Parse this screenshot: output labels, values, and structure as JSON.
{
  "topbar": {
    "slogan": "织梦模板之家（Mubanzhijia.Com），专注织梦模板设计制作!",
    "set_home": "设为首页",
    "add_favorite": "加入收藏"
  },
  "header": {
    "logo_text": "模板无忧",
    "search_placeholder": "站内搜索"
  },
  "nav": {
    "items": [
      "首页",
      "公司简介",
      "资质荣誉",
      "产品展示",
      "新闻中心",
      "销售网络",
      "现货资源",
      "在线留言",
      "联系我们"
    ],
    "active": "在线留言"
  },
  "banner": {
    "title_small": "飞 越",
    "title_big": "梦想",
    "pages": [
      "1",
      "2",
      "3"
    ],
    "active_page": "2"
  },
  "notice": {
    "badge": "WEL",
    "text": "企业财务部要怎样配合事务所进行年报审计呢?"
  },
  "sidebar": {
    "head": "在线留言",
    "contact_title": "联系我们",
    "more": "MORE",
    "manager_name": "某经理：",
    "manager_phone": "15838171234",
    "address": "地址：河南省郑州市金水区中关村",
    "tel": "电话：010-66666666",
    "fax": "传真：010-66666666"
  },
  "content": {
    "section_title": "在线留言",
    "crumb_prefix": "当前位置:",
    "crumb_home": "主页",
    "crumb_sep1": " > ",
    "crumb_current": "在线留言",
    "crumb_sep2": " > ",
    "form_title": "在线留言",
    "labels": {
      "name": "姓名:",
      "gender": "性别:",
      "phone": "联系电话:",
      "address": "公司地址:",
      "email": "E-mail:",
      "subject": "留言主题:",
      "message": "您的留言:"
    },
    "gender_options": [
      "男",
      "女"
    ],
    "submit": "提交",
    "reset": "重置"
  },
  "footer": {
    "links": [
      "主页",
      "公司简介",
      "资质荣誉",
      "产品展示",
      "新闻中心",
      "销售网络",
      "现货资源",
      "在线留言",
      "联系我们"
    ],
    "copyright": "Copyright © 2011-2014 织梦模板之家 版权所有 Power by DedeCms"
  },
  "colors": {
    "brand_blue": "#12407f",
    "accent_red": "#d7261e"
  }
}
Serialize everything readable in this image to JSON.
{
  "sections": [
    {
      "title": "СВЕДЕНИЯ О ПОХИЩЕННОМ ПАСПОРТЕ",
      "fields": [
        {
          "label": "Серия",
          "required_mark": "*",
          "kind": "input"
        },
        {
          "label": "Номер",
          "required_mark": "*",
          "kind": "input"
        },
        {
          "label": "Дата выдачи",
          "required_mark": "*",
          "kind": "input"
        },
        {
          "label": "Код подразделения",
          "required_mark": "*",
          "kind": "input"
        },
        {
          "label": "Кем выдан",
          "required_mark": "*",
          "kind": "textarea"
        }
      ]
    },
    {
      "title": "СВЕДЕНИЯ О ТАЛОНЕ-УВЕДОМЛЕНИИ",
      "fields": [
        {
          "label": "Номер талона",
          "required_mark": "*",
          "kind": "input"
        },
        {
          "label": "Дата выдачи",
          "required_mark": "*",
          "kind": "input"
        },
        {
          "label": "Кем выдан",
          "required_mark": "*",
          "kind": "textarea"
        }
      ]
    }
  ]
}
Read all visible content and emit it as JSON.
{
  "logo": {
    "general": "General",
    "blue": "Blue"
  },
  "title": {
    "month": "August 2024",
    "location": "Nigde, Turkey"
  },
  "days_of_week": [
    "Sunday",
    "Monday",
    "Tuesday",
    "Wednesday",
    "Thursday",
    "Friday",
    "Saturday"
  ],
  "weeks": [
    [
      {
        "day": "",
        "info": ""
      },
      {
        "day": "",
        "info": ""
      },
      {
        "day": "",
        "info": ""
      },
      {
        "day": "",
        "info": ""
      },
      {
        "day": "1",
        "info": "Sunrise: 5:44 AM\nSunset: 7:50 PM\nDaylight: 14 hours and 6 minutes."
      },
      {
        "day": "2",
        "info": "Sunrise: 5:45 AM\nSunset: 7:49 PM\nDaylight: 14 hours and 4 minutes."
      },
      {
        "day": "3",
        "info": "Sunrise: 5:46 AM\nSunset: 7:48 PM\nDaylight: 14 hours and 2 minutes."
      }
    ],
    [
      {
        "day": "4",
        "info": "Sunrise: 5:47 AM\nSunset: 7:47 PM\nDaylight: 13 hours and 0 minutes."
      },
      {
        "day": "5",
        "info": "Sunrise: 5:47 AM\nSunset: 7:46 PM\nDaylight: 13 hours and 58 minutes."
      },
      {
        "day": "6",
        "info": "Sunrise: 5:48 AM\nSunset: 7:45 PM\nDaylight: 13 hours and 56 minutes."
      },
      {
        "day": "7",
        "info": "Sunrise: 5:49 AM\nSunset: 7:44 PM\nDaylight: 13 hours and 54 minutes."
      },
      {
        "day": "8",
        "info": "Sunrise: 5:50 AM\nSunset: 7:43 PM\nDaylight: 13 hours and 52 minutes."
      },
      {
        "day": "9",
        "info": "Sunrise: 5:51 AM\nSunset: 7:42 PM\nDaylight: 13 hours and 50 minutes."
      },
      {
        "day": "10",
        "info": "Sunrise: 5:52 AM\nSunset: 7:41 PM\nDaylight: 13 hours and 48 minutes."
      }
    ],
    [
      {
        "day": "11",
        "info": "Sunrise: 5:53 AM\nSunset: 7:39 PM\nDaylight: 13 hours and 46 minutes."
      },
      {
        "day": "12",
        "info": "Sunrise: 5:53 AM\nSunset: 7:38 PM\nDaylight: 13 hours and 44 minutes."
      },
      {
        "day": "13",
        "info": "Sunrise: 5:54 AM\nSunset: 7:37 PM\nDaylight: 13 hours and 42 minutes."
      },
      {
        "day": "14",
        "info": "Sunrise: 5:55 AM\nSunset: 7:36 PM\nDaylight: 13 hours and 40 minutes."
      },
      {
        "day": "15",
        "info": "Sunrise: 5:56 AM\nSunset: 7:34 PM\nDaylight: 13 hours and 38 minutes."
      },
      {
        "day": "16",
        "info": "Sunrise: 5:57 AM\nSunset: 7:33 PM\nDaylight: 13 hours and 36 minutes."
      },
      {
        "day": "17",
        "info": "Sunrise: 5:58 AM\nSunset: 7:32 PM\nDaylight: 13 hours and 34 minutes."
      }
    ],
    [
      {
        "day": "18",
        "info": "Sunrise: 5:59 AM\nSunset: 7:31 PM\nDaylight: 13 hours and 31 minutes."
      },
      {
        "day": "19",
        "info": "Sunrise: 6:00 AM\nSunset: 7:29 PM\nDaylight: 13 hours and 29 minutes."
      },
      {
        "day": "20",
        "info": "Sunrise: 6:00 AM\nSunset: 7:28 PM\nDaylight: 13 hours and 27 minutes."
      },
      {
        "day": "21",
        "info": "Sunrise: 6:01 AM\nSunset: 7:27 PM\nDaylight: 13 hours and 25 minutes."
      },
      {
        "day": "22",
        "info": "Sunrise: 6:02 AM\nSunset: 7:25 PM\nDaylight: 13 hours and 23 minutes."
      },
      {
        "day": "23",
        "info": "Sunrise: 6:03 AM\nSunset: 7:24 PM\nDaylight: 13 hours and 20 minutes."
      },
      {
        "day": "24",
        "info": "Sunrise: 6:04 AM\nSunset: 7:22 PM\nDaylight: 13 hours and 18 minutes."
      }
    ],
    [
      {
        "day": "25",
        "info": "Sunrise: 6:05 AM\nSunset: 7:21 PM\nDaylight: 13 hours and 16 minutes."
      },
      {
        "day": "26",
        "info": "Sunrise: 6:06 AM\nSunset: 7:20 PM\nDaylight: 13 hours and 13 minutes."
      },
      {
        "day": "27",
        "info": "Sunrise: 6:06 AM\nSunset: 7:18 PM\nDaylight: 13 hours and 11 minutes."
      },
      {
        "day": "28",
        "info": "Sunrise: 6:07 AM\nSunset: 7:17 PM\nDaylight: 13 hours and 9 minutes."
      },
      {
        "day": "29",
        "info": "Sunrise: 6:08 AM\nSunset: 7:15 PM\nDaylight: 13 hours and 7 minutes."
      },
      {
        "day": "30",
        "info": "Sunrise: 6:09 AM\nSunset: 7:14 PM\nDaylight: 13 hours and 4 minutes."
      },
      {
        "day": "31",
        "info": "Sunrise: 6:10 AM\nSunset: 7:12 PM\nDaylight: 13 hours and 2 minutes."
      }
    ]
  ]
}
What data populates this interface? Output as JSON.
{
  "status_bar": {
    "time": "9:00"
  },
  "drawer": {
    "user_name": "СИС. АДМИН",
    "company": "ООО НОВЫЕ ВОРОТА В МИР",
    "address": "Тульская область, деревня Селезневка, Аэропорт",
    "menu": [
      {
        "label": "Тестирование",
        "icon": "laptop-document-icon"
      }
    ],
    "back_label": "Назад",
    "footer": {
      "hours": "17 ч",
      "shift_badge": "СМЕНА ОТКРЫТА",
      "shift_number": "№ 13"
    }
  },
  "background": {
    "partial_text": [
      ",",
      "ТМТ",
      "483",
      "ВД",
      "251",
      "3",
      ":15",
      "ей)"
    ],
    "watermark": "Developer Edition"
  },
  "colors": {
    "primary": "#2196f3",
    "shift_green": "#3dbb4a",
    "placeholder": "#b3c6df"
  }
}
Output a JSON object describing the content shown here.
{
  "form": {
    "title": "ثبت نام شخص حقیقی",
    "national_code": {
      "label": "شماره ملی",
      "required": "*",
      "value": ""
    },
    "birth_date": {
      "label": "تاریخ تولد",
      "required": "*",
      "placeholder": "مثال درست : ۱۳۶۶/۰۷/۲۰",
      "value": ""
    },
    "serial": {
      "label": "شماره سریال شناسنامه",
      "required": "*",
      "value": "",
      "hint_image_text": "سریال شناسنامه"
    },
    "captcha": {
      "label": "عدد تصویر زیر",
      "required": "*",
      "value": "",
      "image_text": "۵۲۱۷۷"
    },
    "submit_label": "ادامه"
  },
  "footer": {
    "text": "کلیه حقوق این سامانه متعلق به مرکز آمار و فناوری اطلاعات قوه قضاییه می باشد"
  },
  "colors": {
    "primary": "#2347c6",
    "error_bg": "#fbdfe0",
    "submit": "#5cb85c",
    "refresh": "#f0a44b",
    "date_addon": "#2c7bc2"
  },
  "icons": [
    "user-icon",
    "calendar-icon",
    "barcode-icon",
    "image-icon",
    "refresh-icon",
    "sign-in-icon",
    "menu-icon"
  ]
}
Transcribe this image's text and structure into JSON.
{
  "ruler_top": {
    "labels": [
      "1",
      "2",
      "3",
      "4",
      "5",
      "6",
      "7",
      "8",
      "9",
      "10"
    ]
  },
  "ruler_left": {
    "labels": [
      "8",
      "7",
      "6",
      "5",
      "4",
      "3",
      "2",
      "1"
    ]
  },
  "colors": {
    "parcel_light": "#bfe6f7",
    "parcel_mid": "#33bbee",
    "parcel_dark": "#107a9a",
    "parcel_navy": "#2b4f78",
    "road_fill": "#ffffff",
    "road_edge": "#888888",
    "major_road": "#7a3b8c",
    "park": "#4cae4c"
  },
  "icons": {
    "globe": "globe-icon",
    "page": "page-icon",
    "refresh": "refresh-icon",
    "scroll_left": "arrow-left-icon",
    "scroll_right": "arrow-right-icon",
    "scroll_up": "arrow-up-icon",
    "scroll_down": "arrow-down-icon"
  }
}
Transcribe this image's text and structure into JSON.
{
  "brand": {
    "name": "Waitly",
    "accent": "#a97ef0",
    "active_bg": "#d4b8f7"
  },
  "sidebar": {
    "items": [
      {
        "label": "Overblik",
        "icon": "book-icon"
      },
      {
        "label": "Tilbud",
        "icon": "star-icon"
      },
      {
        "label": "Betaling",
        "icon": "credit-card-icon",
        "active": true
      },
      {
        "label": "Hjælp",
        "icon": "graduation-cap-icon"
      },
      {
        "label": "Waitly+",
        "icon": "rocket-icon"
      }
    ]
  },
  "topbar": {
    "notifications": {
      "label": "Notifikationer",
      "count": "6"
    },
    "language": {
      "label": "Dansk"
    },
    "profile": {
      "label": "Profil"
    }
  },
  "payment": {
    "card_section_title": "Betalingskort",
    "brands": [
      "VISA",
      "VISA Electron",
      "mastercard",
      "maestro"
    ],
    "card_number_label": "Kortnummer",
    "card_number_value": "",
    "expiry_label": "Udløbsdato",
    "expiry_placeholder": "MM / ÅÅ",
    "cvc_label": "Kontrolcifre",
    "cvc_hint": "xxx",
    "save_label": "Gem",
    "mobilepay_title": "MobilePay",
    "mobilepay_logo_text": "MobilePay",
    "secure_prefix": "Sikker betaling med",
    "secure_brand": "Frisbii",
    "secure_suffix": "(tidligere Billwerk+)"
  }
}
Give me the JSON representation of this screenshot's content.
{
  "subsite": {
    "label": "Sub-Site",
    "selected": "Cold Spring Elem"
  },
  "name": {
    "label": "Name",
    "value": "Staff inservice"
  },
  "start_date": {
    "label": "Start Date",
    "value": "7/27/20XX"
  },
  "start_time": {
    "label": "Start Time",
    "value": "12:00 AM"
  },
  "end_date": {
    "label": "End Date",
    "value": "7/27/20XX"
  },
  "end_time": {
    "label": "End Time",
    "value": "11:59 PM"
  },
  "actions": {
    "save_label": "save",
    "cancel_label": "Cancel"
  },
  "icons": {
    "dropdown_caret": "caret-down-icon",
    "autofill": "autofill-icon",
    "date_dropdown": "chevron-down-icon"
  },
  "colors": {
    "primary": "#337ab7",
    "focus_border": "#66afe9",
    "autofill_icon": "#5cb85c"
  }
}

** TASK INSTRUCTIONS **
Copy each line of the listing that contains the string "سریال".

** OUTPUT BELOW **
      "label": "شماره سریال شناسنامه",
      "hint_image_text": "سریال شناسنامه"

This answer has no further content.